STORED DATA:
☆ ☆ ☆ ☆

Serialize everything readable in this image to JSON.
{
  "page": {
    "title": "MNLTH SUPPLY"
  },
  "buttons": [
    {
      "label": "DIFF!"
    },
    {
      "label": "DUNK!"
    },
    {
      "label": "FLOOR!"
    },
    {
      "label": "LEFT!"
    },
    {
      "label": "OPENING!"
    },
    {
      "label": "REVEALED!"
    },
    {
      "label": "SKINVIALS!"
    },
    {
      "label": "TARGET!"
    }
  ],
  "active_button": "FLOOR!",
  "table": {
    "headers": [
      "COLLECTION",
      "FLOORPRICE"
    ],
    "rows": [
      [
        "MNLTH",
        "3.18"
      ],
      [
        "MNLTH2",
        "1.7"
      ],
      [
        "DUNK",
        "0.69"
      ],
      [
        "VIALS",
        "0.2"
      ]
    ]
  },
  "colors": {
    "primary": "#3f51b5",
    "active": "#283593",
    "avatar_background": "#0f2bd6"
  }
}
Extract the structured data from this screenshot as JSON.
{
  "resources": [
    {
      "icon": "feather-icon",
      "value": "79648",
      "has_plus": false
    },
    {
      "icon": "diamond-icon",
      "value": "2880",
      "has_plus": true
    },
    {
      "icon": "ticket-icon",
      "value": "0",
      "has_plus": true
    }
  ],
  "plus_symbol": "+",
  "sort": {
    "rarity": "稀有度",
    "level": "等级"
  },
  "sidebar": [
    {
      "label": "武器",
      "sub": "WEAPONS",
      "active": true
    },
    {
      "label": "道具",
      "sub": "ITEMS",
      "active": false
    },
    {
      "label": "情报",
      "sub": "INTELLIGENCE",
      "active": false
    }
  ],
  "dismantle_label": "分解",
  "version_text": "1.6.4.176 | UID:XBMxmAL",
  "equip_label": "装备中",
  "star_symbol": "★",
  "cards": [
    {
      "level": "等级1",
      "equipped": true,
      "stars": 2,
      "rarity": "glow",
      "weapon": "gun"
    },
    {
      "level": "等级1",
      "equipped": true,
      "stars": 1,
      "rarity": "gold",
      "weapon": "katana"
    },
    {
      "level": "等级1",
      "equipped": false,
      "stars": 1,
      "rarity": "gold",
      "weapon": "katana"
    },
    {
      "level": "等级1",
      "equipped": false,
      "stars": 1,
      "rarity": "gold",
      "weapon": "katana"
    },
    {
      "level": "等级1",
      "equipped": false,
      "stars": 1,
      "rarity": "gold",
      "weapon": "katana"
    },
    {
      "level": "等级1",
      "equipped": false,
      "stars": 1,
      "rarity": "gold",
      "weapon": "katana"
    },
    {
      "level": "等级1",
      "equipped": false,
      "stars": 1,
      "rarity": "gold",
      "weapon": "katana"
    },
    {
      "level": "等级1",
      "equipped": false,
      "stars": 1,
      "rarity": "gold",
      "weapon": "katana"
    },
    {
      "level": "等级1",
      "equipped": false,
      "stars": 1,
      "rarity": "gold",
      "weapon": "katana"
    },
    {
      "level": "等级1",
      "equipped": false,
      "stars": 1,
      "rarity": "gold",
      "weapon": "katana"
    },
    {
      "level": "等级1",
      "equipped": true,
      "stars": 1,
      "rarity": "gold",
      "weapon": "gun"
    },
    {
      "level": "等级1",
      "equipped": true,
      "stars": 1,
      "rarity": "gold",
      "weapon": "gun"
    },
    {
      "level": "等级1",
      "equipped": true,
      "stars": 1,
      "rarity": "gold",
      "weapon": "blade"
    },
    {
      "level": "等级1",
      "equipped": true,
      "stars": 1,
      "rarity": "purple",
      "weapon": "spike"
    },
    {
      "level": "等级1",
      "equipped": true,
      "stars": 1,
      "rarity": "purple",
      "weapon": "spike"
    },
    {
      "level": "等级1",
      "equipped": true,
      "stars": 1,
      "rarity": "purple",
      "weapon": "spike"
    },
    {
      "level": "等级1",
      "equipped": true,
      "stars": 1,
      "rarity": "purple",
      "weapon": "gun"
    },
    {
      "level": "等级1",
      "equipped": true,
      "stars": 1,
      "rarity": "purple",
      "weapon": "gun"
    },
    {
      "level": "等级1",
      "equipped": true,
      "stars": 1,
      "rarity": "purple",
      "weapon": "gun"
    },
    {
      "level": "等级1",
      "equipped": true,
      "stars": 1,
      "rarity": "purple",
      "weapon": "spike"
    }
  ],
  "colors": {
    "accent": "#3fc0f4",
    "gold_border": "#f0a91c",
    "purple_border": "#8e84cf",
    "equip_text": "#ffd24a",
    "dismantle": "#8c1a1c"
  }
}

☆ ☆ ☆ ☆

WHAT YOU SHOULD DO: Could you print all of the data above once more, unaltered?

RESULT OF THE EXERCISE:
Serialize everything readable in this image to JSON.
{
  "page": {
    "title": "MNLTH SUPPLY"
  },
  "buttons": [
    {
      "label": "DIFF!"
    },
    {
      "label": "DUNK!"
    },
    {
      "label": "FLOOR!"
    },
    {
      "label": "LEFT!"
    },
    {
      "label": "OPENING!"
    },
    {
      "label": "REVEALED!"
    },
    {
      "label": "SKINVIALS!"
    },
    {
      "label": "TARGET!"
    }
  ],
  "active_button": "FLOOR!",
  "table": {
    "headers": [
      "COLLECTION",
      "FLOORPRICE"
    ],
    "rows": [
      [
        "MNLTH",
        "3.18"
      ],
      [
        "MNLTH2",
        "1.7"
      ],
      [
        "DUNK",
        "0.69"
      ],
      [
        "VIALS",
        "0.2"
      ]
    ]
  },
  "colors": {
    "primary": "#3f51b5",
    "active": "#283593",
    "avatar_background": "#0f2bd6"
  }
}
Extract the structured data from this screenshot as JSON.
{
  "resources": [
    {
      "icon": "feather-icon",
      "value": "79648",
      "has_plus": false
    },
    {
      "icon": "diamond-icon",
      "value": "2880",
      "has_plus": true
    },
    {
      "icon": "ticket-icon",
      "value": "0",
      "has_plus": true
    }
  ],
  "plus_symbol": "+",
  "sort": {
    "rarity": "稀有度",
    "level": "等级"
  },
  "sidebar": [
    {
      "label": "武器",
      "sub": "WEAPONS",
      "active": true
    },
    {
      "label": "道具",
      "sub": "ITEMS",
      "active": false
    },
    {
      "label": "情报",
      "sub": "INTELLIGENCE",
      "active": false
    }
  ],
  "dismantle_label": "分解",
  "version_text": "1.6.4.176 | UID:XBMxmAL",
  "equip_label": "装备中",
  "star_symbol": "★",
  "cards": [
    {
      "level": "等级1",
      "equipped": true,
      "stars": 2,
      "rarity": "glow",
      "weapon": "gun"
    },
    {
      "level": "等级1",
      "equipped": true,
      "stars": 1,
      "rarity": "gold",
      "weapon": "katana"
    },
    {
      "level": "等级1",
      "equipped": false,
      "stars": 1,
      "rarity": "gold",
      "weapon": "katana"
    },
    {
      "level": "等级1",
      "equipped": false,
      "stars": 1,
      "rarity": "gold",
      "weapon": "katana"
    },
    {
      "level": "等级1",
      "equipped": false,
      "stars": 1,
      "rarity": "gold",
      "weapon": "katana"
    },
    {
      "level": "等级1",
      "equipped": false,
      "stars": 1,
      "rarity": "gold",
      "weapon": "katana"
    },
    {
      "level": "等级1",
      "equipped": false,
      "stars": 1,
      "rarity": "gold",
      "weapon": "katana"
    },
    {
      "level": "等级1",
      "equipped": false,
      "stars": 1,
      "rarity": "gold",
      "weapon": "katana"
    },
    {
      "level": "等级1",
      "equipped": false,
      "stars": 1,
      "rarity": "gold",
      "weapon": "katana"
    },
    {
      "level": "等级1",
      "equipped": false,
      "stars": 1,
      "rarity": "gold",
      "weapon": "katana"
    },
    {
      "level": "等级1",
      "equipped": true,
      "stars": 1,
      "rarity": "gold",
      "weapon": "gun"
    },
    {
      "level": "等级1",
      "equipped": true,
      "stars": 1,
      "rarity": "gold",
      "weapon": "gun"
    },
    {
      "level": "等级1",
      "equipped": true,
      "stars": 1,
      "rarity": "gold",
      "weapon": "blade"
    },
    {
      "level": "等级1",
      "equipped": true,
      "stars": 1,
      "rarity": "purple",
      "weapon": "spike"
    },
    {
      "level": "等级1",
      "equipped": true,
      "stars": 1,
      "rarity": "purple",
      "weapon": "spike"
    },
    {
      "level": "等级1",
      "equipped": true,
      "stars": 1,
      "rarity": "purple",
      "weapon": "spike"
    },
    {
      "level": "等级1",
      "equipped": true,
      "stars": 1,
      "rarity": "purple",
      "weapon": "gun"
    },
    {
      "level": "等级1",
      "equipped": true,
      "stars": 1,
      "rarity": "purple",
      "weapon": "gun"
    },
    {
      "level": "等级1",
      "equipped": true,
      "stars": 1,
      "rarity": "purple",
      "weapon": "gun"
    },
    {
      "level": "等级1",
      "equipped": true,
      "stars": 1,
      "rarity": "purple",
      "weapon": "spike"
    }
  ],
  "colors": {
    "accent": "#3fc0f4",
    "gold_border": "#f0a91c",
    "purple_border": "#8e84cf",
    "equip_text": "#ffd24a",
    "dismantle": "#8c1a1c"
  }
}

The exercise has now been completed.